It’s important to take breaks when you’re shaping so you can give your eyes a rest and come back fresh. When leaving your frame, ensure it rests upon the frame stands to prevent any twists from occurring. 

You’ll want to shape the profile of the rails to match each rib so it is a smooth transition where they join, without shaping too much of a curve. Checking for any undulations using your eyes and fingers.  

When it comes to shaping the nose and tail blocks, you’ll be referencing the marked lines inside that mimic the last rib shapes. Using the block plane to work down to the marked line to remove the waste. The beauty of making your own board means you can truly customise.
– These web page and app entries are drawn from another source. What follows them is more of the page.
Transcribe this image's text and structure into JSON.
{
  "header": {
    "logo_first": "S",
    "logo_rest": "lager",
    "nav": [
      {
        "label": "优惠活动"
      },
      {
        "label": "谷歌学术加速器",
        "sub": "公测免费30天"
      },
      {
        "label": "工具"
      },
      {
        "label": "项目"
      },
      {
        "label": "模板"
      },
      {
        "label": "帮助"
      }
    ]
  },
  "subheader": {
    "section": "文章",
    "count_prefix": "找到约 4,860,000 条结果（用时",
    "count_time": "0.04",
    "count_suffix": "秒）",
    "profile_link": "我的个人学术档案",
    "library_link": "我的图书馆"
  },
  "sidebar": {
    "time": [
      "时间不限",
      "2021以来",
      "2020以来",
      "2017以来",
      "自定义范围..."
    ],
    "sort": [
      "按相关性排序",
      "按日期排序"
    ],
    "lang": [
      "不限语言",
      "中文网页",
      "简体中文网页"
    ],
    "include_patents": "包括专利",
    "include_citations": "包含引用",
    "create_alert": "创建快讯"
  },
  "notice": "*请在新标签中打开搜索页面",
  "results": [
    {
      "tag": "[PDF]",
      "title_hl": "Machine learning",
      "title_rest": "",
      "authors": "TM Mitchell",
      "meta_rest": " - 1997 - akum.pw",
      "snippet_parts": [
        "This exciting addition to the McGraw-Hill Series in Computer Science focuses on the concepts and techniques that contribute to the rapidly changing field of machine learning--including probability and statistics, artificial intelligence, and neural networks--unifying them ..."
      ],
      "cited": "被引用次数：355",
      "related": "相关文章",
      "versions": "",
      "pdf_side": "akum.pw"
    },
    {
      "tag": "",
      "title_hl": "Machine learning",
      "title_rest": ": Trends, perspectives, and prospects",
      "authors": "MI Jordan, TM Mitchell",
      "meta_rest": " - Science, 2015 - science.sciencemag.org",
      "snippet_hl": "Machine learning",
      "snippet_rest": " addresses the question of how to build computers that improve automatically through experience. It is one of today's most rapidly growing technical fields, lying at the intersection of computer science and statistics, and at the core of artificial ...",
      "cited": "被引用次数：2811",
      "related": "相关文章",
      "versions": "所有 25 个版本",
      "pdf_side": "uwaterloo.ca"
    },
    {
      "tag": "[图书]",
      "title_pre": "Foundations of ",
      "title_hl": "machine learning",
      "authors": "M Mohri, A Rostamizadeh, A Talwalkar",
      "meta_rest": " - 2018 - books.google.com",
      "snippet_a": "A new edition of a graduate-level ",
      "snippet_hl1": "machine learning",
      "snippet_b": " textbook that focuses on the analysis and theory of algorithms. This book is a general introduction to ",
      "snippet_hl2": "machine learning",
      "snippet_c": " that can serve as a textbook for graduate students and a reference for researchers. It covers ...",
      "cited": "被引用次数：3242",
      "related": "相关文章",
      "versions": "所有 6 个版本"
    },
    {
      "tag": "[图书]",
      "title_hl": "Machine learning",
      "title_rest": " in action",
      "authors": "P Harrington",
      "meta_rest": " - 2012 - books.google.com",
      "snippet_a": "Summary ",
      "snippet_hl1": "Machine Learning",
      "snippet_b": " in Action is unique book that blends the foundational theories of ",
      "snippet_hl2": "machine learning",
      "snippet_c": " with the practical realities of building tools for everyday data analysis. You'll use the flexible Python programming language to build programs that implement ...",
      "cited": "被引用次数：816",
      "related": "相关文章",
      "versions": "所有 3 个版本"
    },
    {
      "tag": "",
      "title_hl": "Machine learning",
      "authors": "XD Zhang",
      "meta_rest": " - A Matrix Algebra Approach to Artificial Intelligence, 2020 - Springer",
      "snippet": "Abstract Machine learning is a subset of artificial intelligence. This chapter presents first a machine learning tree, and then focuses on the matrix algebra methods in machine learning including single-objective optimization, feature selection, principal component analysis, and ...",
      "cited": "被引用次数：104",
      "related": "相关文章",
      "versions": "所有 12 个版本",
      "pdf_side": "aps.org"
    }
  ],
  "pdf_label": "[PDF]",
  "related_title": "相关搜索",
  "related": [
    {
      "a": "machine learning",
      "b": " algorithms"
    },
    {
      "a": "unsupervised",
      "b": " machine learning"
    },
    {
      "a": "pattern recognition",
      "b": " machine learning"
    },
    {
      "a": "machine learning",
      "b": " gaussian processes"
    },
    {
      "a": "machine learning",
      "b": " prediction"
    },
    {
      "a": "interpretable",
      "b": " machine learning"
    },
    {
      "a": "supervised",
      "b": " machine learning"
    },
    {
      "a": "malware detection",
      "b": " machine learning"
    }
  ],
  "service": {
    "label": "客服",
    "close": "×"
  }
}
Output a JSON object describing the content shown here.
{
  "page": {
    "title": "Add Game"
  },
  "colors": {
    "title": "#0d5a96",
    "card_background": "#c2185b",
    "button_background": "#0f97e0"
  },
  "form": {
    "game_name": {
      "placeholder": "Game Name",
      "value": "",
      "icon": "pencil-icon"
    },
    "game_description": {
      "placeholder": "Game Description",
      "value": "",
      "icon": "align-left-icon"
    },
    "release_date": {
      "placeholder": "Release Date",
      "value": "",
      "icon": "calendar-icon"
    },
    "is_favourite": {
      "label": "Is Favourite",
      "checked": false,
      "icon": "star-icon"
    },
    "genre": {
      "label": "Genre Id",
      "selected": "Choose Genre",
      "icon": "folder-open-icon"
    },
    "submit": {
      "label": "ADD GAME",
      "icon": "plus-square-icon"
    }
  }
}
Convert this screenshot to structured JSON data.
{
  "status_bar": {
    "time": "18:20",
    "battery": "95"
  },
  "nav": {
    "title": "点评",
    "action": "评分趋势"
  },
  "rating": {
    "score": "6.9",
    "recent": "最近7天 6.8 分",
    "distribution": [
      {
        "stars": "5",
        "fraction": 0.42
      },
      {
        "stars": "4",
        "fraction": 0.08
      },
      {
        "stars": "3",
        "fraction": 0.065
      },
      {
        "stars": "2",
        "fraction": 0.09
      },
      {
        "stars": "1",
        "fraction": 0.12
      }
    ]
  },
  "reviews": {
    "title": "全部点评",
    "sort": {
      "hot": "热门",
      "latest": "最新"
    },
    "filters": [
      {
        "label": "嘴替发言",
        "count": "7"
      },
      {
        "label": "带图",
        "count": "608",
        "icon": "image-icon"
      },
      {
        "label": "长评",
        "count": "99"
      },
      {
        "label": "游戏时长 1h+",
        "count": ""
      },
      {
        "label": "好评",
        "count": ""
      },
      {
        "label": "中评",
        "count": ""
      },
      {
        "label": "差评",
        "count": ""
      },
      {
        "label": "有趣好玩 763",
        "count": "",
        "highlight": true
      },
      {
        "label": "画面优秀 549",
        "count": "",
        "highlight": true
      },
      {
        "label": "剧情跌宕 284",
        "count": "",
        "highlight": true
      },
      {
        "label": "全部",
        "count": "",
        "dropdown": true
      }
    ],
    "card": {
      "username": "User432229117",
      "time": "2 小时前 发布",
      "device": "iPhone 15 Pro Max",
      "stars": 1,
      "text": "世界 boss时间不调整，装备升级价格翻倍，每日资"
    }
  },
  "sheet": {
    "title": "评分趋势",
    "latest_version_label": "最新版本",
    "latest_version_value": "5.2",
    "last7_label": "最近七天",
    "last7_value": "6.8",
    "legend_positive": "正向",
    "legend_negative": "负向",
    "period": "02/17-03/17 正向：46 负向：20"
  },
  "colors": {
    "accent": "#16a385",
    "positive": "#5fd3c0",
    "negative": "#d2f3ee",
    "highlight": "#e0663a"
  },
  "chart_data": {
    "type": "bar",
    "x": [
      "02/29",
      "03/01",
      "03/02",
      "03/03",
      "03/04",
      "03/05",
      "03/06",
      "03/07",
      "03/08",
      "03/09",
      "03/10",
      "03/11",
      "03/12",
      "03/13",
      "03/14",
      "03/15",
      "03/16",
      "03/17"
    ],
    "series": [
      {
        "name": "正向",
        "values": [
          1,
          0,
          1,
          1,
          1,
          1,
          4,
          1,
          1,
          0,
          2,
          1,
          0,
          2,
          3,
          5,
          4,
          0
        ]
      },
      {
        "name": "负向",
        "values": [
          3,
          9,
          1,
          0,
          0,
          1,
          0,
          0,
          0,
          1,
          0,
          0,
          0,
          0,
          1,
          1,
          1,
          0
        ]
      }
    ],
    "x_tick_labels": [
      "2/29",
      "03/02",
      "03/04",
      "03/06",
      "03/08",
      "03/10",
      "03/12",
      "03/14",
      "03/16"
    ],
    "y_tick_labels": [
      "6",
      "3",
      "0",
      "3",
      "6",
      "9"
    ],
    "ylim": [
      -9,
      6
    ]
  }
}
The tail and nose are where people like to get creative and can shape their desired shape for their board whether its a blunt nose, square tail, fish tail..  

To create the nose and tail shape we use a jigsaw to cut the bulk of the waste, along the rail sides, ensuring a square cut and then further shape with the rasp. You want the end blocks to flow nicely into the rails. 

Once the underside of the frame is fully shaped and perfect, it’s time to repeat the process with the top / deckside of the frame. You’ll be shaping and fine tuning the ribs to rails and further shaping into the nose and tail block. The thickness of the tail point should be about 10-15mm and the thickness of the nose about 5-10mm, remembering that you will gain thickness once the skins go on. 

You may also want to customise the concaves in the underside of the board, this requires accurate planning and marking to ensure symmetry. 

With your frame shaped how you want it, there are a few more things to tackle before the skins can go on… stay tuned… 


Read the previous instalments of ’Tips for Successful Surfboard Making’